Web page and app entries
--- START ---

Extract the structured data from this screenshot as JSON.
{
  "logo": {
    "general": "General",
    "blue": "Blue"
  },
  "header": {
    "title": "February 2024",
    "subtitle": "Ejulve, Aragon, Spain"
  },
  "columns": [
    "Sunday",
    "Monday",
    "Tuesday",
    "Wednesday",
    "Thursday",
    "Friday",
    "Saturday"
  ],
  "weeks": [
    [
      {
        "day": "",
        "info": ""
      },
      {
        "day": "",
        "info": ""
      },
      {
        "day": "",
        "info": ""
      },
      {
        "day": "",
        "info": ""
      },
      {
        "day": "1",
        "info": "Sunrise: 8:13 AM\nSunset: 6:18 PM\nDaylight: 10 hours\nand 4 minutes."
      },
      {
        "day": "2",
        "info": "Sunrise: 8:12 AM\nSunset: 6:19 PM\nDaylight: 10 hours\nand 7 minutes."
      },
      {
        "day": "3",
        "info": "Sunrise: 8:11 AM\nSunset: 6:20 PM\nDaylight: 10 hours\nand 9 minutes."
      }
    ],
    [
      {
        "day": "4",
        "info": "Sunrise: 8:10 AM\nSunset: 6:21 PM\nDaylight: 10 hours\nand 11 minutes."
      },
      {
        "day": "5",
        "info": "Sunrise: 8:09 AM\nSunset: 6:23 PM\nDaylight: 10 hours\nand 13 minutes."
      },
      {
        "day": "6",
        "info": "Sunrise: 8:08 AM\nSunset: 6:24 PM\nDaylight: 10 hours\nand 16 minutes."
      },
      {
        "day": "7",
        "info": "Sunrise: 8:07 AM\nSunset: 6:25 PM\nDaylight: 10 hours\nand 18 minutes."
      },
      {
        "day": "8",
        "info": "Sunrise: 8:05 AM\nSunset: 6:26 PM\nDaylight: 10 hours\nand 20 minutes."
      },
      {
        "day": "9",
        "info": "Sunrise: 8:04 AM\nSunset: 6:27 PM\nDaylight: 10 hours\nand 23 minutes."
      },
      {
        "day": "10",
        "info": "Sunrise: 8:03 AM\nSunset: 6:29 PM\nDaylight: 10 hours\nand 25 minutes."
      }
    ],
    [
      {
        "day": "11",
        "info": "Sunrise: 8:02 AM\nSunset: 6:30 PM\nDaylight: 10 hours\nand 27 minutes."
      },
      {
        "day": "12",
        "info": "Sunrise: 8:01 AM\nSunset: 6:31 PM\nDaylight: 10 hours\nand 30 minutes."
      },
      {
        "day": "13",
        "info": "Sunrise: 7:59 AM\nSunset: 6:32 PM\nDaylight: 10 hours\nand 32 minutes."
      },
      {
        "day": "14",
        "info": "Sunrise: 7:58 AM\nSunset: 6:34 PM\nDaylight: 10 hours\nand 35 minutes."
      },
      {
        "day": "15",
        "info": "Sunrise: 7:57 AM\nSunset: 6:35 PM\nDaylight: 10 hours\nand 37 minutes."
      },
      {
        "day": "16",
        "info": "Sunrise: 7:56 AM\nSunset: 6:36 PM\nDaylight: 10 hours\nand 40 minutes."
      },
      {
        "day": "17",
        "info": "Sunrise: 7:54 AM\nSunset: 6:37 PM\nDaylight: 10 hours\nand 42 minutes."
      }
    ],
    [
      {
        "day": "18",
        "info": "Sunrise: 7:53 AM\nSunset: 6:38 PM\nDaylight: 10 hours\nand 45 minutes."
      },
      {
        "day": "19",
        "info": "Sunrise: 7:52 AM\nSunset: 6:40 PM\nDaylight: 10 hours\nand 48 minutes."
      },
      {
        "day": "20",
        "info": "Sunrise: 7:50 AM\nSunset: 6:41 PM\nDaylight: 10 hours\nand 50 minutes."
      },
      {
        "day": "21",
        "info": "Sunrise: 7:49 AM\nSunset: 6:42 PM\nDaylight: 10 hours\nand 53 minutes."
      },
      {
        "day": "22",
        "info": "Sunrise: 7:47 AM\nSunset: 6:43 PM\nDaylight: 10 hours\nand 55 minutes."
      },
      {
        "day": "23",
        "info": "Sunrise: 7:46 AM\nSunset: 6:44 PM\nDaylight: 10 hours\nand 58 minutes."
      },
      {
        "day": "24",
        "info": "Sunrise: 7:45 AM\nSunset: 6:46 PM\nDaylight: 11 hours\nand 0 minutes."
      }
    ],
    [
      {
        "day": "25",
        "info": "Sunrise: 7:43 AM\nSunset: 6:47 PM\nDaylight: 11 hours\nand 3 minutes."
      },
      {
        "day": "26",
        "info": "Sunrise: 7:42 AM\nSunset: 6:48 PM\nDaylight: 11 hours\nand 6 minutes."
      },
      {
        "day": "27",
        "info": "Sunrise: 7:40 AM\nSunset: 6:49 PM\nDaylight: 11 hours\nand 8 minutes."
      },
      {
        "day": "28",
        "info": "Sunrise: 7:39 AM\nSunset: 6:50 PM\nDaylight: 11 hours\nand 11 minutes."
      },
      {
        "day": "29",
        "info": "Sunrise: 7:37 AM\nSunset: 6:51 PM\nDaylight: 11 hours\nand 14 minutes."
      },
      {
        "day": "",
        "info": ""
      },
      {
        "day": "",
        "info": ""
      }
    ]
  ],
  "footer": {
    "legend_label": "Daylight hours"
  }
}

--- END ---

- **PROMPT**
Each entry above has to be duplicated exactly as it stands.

- **THE COMPLETED TASK**
Extract the structured data from this screenshot as JSON.
{
  "logo": {
    "general": "General",
    "blue": "Blue"
  },
  "header": {
    "title": "February 2024",
    "subtitle": "Ejulve, Aragon, Spain"
  },
  "columns": [
    "Sunday",
    "Monday",
    "Tuesday",
    "Wednesday",
    "Thursday",
    "Friday",
    "Saturday"
  ],
  "weeks": [
    [
      {
        "day": "",
        "info": ""
      },
      {
        "day": "",
        "info": ""
      },
      {
        "day": "",
        "info": ""
      },
      {
        "day": "",
        "info": ""
      },
      {
        "day": "1",
        "info": "Sunrise: 8:13 AM\nSunset: 6:18 PM\nDaylight: 10 hours\nand 4 minutes."
      },
      {
        "day": "2",
        "info": "Sunrise: 8:12 AM\nSunset: 6:19 PM\nDaylight: 10 hours\nand 7 minutes."
      },
      {
        "day": "3",
        "info": "Sunrise: 8:11 AM\nSunset: 6:20 PM\nDaylight: 10 hours\nand 9 minutes."
      }
    ],
    [
      {
        "day": "4",
        "info": "Sunrise: 8:10 AM\nSunset: 6:21 PM\nDaylight: 10 hours\nand 11 minutes."
      },
      {
        "day": "5",
        "info": "Sunrise: 8:09 AM\nSunset: 6:23 PM\nDaylight: 10 hours\nand 13 minutes."
      },
      {
        "day": "6",
        "info": "Sunrise: 8:08 AM\nSunset: 6:24 PM\nDaylight: 10 hours\nand 16 minutes."
      },
      {
        "day": "7",
        "info": "Sunrise: 8:07 AM\nSunset: 6:25 PM\nDaylight: 10 hours\nand 18 minutes."
      },
      {
        "day": "8",
        "info": "Sunrise: 8:05 AM\nSunset: 6:26 PM\nDaylight: 10 hours\nand 20 minutes."
      },
      {
        "day": "9",
        "info": "Sunrise: 8:04 AM\nSunset: 6:27 PM\nDaylight: 10 hours\nand 23 minutes."
      },
      {
        "day": "10",
        "info": "Sunrise: 8:03 AM\nSunset: 6:29 PM\nDaylight: 10 hours\nand 25 minutes."
      }
    ],
    [
      {
        "day": "11",
        "info": "Sunrise: 8:02 AM\nSunset: 6:30 PM\nDaylight: 10 hours\nand 27 minutes."
      },
      {
        "day": "12",
        "info": "Sunrise: 8:01 AM\nSunset: 6:31 PM\nDaylight: 10 hours\nand 30 minutes."
      },
      {
        "day": "13",
        "info": "Sunrise: 7:59 AM\nSunset: 6:32 PM\nDaylight: 10 hours\nand 32 minutes."
      },
      {
        "day": "14",
        "info": "Sunrise: 7:58 AM\nSunset: 6:34 PM\nDaylight: 10 hours\nand 35 minutes."
      },
      {
        "day": "15",
        "info": "Sunrise: 7:57 AM\nSunset: 6:35 PM\nDaylight: 10 hours\nand 37 minutes."
      },
      {
        "day": "16",
        "info": "Sunrise: 7:56 AM\nSunset: 6:36 PM\nDaylight: 10 hours\nand 40 minutes."
      },
      {
        "day": "17",
        "info": "Sunrise: 7:54 AM\nSunset: 6:37 PM\nDaylight: 10 hours\nand 42 minutes."
      }
    ],
    [
      {
        "day": "18",
        "info": "Sunrise: 7:53 AM\nSunset: 6:38 PM\nDaylight: 10 hours\nand 45 minutes."
      },
      {
        "day": "19",
        "info": "Sunrise: 7:52 AM\nSunset: 6:40 PM\nDaylight: 10 hours\nand 48 minutes."
      },
      {
        "day": "20",
        "info": "Sunrise: 7:50 AM\nSunset: 6:41 PM\nDaylight: 10 hours\nand 50 minutes."
      },
      {
        "day": "21",
        "info": "Sunrise: 7:49 AM\nSunset: 6:42 PM\nDaylight: 10 hours\nand 53 minutes."
      },
      {
        "day": "22",
        "info": "Sunrise: 7:47 AM\nSunset: 6:43 PM\nDaylight: 10 hours\nand 55 minutes."
      },
      {
        "day": "23",
        "info": "Sunrise: 7:46 AM\nSunset: 6:44 PM\nDaylight: 10 hours\nand 58 minutes."
      },
      {
        "day": "24",
        "info": "Sunrise: 7:45 AM\nSunset: 6:46 PM\nDaylight: 11 hours\nand 0 minutes."
      }
    ],
    [
      {
        "day": "25",
        "info": "Sunrise: 7:43 AM\nSunset: 6:47 PM\nDaylight: 11 hours\nand 3 minutes."
      },
      {
        "day": "26",
        "info": "Sunrise: 7:42 AM\nSunset: 6:48 PM\nDaylight: 11 hours\nand 6 minutes."
      },
      {
        "day": "27",
        "info": "Sunrise: 7:40 AM\nSunset: 6:49 PM\nDaylight: 11 hours\nand 8 minutes."
      },
      {
        "day": "28",
        "info": "Sunrise: 7:39 AM\nSunset: 6:50 PM\nDaylight: 11 hours\nand 11 minutes."
      },
      {
        "day": "29",
        "info": "Sunrise: 7:37 AM\nSunset: 6:51 PM\nDaylight: 11 hours\nand 14 minutes."
      },
      {
        "day": "",
        "info": ""
      },
      {
        "day": "",
        "info": ""
      }
    ]
  ],
  "footer": {
    "legend_label": "Daylight hours"
  }
}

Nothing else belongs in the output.